Accessibility statement

TV Research Skills (MACCI) - TFT00084M

« Back to module search

  • Department: Theatre, Film, Television and Interactive Media
  • Module co-ordinator: Dr. Edward Braman
  • Credit value: 20 credits
  • Credit level: M
  • Academic year of delivery: 2022-23
    • See module specification for other years: 2021-22

Module summary

Researchers are the foundation on which television programmes (and quite a few movies) are built. And TV research is the platform from which the majority of broadcast careers are launched. Quite simply: without the researcher’s ability to identify stories, assemble facts, draft scripts, cast contributors and secure locations and co-operation, few documentaries would ever get made, few popular factual shows would ever leave the development phase, and quite a few light entertainment shows would struggle for participants and contestants.

This module will direct students towards some of the key skills that combine to make a successful TV researcher, identifying the degree to which a creative understanding of research leads to issues of management and creative logistics. It will cover underlying disciplines like story-finding and casting. It will focus on ethics and compliance and the researcher’s duties to both contributor and broadcaster. It will explore different programme forms and formats and how the researcher adapts their practice to different editorial demands.

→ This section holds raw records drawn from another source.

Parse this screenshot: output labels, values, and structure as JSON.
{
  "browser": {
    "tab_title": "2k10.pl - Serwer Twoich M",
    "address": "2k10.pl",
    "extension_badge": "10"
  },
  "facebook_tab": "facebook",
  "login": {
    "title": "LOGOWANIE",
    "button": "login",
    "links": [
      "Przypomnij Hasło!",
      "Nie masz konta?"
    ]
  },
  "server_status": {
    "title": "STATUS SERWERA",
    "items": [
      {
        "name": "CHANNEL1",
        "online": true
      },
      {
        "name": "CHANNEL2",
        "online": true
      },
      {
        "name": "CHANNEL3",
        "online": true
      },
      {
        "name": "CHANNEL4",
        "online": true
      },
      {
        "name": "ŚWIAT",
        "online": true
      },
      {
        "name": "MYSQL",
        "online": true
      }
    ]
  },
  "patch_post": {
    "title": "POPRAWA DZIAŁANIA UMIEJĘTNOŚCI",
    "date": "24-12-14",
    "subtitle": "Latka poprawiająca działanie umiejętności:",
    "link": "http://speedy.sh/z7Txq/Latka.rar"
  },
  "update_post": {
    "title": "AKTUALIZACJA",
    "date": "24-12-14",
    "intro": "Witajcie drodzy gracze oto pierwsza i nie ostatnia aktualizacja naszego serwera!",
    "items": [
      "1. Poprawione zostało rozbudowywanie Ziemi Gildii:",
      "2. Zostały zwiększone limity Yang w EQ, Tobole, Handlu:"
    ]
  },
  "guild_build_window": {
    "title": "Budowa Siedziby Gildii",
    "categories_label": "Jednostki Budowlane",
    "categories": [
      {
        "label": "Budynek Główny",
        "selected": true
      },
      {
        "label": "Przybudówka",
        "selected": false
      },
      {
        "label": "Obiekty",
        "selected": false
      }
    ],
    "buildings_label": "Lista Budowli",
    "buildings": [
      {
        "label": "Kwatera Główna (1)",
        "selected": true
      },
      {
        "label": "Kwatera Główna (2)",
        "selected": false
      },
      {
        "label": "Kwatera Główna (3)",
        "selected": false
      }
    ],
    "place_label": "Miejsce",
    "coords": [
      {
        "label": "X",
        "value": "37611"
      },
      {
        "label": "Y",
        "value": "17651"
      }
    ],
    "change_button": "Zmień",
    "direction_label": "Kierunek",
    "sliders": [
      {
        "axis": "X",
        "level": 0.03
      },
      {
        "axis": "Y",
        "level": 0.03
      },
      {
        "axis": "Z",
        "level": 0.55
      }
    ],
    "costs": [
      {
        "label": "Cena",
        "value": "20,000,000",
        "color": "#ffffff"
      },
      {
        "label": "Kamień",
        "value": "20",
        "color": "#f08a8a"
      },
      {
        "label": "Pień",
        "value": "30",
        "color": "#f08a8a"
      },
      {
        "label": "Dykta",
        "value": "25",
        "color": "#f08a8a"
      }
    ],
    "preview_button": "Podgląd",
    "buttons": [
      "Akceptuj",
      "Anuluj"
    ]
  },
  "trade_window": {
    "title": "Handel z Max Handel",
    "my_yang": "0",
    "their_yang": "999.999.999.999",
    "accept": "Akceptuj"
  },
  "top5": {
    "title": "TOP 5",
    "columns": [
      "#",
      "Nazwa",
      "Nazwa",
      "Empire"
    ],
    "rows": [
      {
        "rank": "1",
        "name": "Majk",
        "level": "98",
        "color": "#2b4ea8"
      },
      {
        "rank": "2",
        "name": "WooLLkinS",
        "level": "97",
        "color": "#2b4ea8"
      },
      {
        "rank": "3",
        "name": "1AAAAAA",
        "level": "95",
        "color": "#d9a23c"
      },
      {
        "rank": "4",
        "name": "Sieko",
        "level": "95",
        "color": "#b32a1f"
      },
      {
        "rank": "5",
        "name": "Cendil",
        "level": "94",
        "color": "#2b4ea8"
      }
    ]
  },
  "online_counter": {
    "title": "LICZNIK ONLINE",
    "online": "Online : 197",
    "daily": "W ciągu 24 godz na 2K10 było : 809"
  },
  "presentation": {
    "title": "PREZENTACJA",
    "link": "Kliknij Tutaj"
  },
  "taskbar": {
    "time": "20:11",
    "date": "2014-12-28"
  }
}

And it will expose students to some of the professional procedures - the story conference, the development round-table and the producer scrutiny - which characterise how researchers and programme developers actually go about their business in the industry.

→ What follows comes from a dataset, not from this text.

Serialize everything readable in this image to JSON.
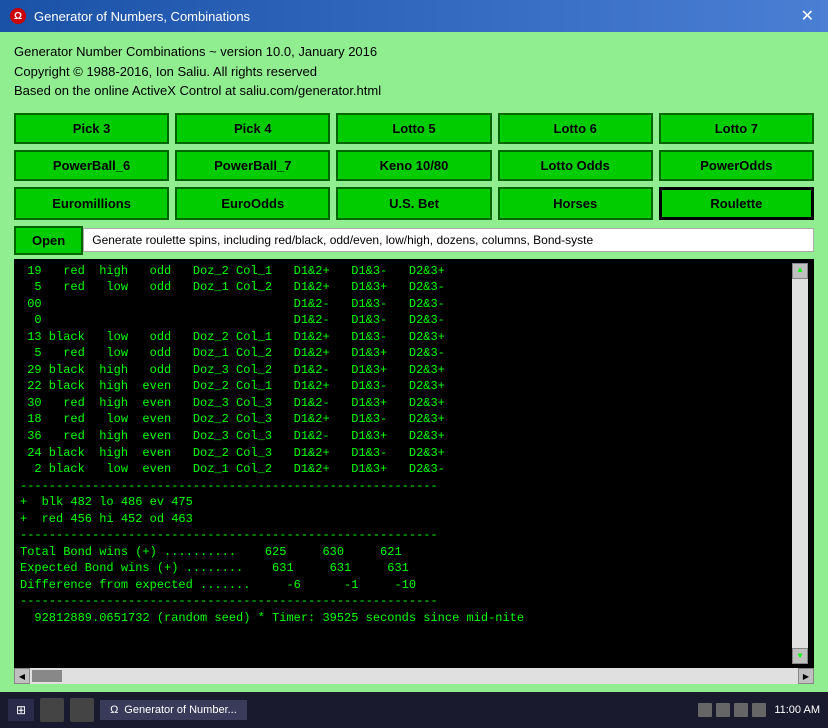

Module will run

Occurrence Teaching cycle
A Autumn Term 2022-23

Module aims

  • To understand the role of a television researcher on factual and dramatic programmes.
  • To learn how to find and evaluate stories; and write research briefs and factual scripts.
  • To learn how to set up a shoot, including finding and contracting contributors and locations.
  • To understand the compliance process and legal requirements for television production.
  • To understand the impact underlying TV research has on the management,, logistics and development of TV projects (and other creative outputs).

 

Module learning outcomes

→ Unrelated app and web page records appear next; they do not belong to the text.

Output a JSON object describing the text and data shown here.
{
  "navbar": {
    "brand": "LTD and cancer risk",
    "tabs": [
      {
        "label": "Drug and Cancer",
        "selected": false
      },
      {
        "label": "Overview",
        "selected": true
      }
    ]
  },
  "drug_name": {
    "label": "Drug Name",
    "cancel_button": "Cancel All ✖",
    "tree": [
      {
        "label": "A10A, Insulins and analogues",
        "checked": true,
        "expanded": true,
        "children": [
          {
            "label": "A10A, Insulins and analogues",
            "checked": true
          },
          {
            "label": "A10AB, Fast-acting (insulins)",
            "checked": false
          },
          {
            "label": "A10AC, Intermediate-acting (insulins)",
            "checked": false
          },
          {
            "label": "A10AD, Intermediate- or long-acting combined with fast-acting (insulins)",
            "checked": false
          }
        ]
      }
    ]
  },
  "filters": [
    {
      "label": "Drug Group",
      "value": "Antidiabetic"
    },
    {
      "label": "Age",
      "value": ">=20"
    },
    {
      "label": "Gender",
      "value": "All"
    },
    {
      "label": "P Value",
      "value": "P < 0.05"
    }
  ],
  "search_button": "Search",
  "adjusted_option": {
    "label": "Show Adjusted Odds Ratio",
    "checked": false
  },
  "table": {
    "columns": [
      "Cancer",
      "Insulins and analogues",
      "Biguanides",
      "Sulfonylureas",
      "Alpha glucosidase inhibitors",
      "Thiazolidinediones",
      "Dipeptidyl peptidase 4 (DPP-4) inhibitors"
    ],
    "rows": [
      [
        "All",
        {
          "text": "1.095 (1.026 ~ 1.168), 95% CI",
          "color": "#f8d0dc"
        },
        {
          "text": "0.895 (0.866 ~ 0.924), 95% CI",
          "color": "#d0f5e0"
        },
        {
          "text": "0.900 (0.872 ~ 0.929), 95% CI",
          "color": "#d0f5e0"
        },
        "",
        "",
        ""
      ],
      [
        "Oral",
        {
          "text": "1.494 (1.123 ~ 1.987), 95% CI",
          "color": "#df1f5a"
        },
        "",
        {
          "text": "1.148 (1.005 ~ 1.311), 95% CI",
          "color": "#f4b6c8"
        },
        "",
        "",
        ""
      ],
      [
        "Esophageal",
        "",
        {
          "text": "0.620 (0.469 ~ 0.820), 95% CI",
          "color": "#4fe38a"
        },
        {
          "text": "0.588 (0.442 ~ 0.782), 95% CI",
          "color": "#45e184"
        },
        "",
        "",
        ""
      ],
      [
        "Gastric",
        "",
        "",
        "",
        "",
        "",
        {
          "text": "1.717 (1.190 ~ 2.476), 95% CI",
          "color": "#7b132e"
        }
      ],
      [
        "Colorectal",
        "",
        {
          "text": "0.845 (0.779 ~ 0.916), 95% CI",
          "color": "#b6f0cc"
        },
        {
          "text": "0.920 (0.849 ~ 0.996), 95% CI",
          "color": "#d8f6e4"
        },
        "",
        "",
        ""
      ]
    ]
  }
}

At the end of this module students will be able to

  • Propose valid  - and format specific - ideas for TV stories.
  • Understand how to research and develop factual stories for television.
  • Suggest the best way to tell a particular story on TV.
  • Understand how to find and contract contributors
  • Understand how to find and contract locations
  • Be able to write research briefs and short factual scripts.
  • Understand broadcast compliance and location law, including copyright and trespass.
  • Understand a researcher's ethical obligations to their contributors.
  • Apply logistical and managerial considerations to the development and realisation of TV stories, and programme developments. 

Assessment

Task Length % of module mark
Essay/coursework
Portfolio 4000 words
N/A 70
Essay/coursework
Research and logistics brief
N/A 30

Special assessment rules

None

Reassessment

Task Length % of module mark
Essay/coursework
Portfolio 4000 words
N/A 70
Essay/coursework
Research and logistics brief
N/A 30

Module feedback

Students will receive written feedback on all assessments and reassessments.  In additional there will be weekly feedback in all practicals and individual supervision.

Indicative reading

  • BBC Producers Guidelines.
  • Ofcom Regulations
  • Barry Hampe, Making Documentary Films and Reality Videos, Owl books
  • Andy Glynne, Documentaries and how to make them, Creative Essentials.
  • Gary Hudson and Sarah Rowlands, The Broadcast Journalism Handbook, Pearson
  • Alan Rosenthal, Writing, Directing and Producing Documentary Films and Videos, Southern Illinois University Press
  • Ivor Yorke, The Technique Of Television News, London, Focal.
  • Gordon Croton, From Script To Screen: Documentaries, Borehamwood, BBC Television Training.
  • Paul Kriwaczek, Documentary For The Small Screen, Oxford: Focal.
  • Chater, Kathy (1998) Production Research: An Introduction, Oxford: Focal Press
  • Chater, Kathy (1995) The Television Researcher s Guide, London, BBC TV Training
  • Chater, Kathy (1998) The Television Researcher s Handbook, London, BBC TV Training.
  • Hart, Colin, (1999), Television Program Making, Oxford: Focal Press.
  • Walls, Susan (2005), How to Get a Job in Television, How To Books.

Reference sources:



The information on this page is indicative of the module that is currently on offer. The University is constantly exploring ways to enhance and improve its degree programmes and therefore reserves the right to make variations to the content and method of delivery of modules, and to discontinue modules, if such action is reasonably considered to be necessary by the University. Where appropriate, the University will notify and consult with affected students in advance about any changes that are required in line with the University's policy on the Approval of Modifications to Existing Taught Programmes of Study.